Along with rising temperatures and sea levels, climate change is also set to increase the frequency of extreme weather events such as storms and flooding, turning what used to be rare phenomena into regular occurrences. Egypt’s North Coast resorts and gated compounds are empty throughout the winter season due to the cold and stormy weather. Such storms are only set to become stronger in intensity in the coming years and decades.
Blair cites parts of the UK that are frequently damaged by flooding. “Most housing in those areas are uninsurable now,” he says. Rebuilding damaged properties and building new projects in such areas does not make any sense, according to Blair, “because frankly, it is a massive waste of capital.”
“Certainly for grandchildren, it is not a good investment,” Abeer Elshennawy told Business Forward, an associate professor of economics at AUC, whose research interests specialize in environmental economics. “People already are feeling the [effects of] rising sea levels,” she says, citing a story of an acquaintance of hers who tried to get their North Coast property insured against climate-related damage. “The insurance company refused.” She laments the lack of public information and awareness of climate-related threats to assets, which is why many are still building and buying in the North Coast.

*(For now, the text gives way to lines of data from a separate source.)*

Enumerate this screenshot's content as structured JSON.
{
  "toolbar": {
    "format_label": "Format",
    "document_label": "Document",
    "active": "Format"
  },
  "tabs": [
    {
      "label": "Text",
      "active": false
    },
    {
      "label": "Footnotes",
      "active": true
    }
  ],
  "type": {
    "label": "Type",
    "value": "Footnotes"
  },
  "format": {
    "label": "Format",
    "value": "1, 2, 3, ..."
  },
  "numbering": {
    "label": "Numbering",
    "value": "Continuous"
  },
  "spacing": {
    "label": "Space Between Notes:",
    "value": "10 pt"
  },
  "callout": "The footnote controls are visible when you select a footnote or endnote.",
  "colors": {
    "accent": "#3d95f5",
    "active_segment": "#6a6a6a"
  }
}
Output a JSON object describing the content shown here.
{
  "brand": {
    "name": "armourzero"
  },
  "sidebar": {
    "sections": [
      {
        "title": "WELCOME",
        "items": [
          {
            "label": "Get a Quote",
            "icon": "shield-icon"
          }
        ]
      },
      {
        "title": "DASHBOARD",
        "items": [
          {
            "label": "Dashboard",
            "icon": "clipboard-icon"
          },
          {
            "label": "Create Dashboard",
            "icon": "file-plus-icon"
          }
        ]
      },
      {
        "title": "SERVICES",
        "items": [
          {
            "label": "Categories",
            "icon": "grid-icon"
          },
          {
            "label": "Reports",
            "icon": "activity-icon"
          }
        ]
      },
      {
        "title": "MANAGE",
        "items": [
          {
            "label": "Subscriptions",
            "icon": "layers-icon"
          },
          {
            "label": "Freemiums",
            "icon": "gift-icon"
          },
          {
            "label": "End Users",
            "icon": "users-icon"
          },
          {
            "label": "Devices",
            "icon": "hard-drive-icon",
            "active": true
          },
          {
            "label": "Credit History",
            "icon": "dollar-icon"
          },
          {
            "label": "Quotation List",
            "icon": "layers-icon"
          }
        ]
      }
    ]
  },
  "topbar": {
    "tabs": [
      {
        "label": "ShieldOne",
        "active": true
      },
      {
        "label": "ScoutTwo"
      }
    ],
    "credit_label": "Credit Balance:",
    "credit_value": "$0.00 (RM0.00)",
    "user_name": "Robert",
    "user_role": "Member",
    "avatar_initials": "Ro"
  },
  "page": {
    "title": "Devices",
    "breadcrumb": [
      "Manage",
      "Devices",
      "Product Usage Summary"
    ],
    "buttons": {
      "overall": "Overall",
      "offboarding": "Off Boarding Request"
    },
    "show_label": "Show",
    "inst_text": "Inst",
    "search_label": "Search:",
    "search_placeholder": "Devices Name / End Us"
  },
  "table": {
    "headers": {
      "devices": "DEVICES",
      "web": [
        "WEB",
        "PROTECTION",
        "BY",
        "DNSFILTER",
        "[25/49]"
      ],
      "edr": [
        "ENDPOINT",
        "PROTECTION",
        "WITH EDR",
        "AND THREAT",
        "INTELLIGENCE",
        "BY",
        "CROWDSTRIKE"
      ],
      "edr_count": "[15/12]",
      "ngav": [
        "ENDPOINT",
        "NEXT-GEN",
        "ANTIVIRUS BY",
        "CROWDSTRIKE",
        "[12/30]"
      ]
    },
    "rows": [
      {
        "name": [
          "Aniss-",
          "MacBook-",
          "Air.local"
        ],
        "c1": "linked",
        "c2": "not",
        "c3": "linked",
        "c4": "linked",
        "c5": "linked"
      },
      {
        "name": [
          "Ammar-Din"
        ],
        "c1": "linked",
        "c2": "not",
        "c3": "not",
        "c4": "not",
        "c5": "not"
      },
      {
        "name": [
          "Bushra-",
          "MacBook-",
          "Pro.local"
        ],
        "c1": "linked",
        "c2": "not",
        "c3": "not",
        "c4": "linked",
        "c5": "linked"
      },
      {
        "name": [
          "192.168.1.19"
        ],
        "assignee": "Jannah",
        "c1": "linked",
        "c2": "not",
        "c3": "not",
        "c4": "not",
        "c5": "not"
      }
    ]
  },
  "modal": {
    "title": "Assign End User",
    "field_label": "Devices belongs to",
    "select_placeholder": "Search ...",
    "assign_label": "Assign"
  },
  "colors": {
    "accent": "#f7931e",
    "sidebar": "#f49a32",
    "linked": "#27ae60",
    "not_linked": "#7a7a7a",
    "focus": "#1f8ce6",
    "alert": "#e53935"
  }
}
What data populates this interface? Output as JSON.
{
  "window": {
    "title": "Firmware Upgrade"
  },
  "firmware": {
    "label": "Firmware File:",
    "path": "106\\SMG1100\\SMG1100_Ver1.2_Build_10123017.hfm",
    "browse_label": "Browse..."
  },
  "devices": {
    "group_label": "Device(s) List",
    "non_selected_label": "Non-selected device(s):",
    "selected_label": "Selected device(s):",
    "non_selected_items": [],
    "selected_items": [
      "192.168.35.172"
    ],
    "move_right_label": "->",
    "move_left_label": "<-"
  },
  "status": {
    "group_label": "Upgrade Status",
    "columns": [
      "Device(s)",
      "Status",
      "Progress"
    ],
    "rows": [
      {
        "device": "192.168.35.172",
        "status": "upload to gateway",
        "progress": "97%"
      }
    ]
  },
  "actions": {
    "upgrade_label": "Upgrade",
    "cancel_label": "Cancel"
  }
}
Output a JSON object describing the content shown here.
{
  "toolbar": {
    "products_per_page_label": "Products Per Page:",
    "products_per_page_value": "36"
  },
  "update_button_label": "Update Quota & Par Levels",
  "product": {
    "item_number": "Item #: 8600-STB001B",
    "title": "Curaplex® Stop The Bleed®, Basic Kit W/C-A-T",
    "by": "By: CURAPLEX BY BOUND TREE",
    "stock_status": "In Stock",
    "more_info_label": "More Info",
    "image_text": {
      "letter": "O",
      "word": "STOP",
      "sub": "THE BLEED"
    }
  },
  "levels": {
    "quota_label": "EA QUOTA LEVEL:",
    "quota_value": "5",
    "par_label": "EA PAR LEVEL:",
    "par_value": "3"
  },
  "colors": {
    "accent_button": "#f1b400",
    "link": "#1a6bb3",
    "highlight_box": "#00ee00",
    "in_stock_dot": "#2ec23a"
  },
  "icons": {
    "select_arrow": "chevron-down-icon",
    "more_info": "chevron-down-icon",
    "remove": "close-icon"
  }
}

In another IPCC report published in 2014 on climate change’s economic impacts, specifically on insurance and financial services, it says: “climate change, including changed weather variability, is anticipated to increase losses and loss variability in various regions through more frequent and/or intensive weather disasters. This will challenge insurance systems to offer coverage for premiums that are still affordable, while at the same time requiring more risk-based capital. Adequate insurance coverage will be challenging in low- and middle-income countries. Other financial service activities can be affected depending on the exposure of invested assets/loan portfolios to climate change. This exposure includes not only physical damage but also regulatory/reputational effects, liability, and litigation risks.”
Ahmed El-Dorghamy, an energy and environment consultant at the sustainable growth division of the Center for Environment and Development for the Arab Region and Europe (CEDARE), says that minimal efforts have been taken to mitigate the risks of the Mediterranean’s rising seas. He says that developers have just been retreating properties that are particularly close to the beach and elevating their construction plans by half a meter. “They mitigate this risk by having their construction elevated. […] They say ‘these environmental folk say the sea is going to rise by half a meter in 20 or 50 years so let’s just elevate by half a meter and that is it,’” he tells Business Forward. He maintains that these measures do not go anywhere near enough and are in the absence of any serious mitigation efforts or contingency plans.
El-Dorghamy, who holds a Master’s degree in science and environmental engineering from the KTH Royal Institute of Technology in Stockholm, Sweden, and a PhD in sustainable development and behavioral sciences from the Humboldt University of Berlin, Germany, bemoans what he believes is a “short-term culture” in Egypt. He claims that from a practical point of view, North Coast developments are simply “wrong […] The planning of investments should be long-term.”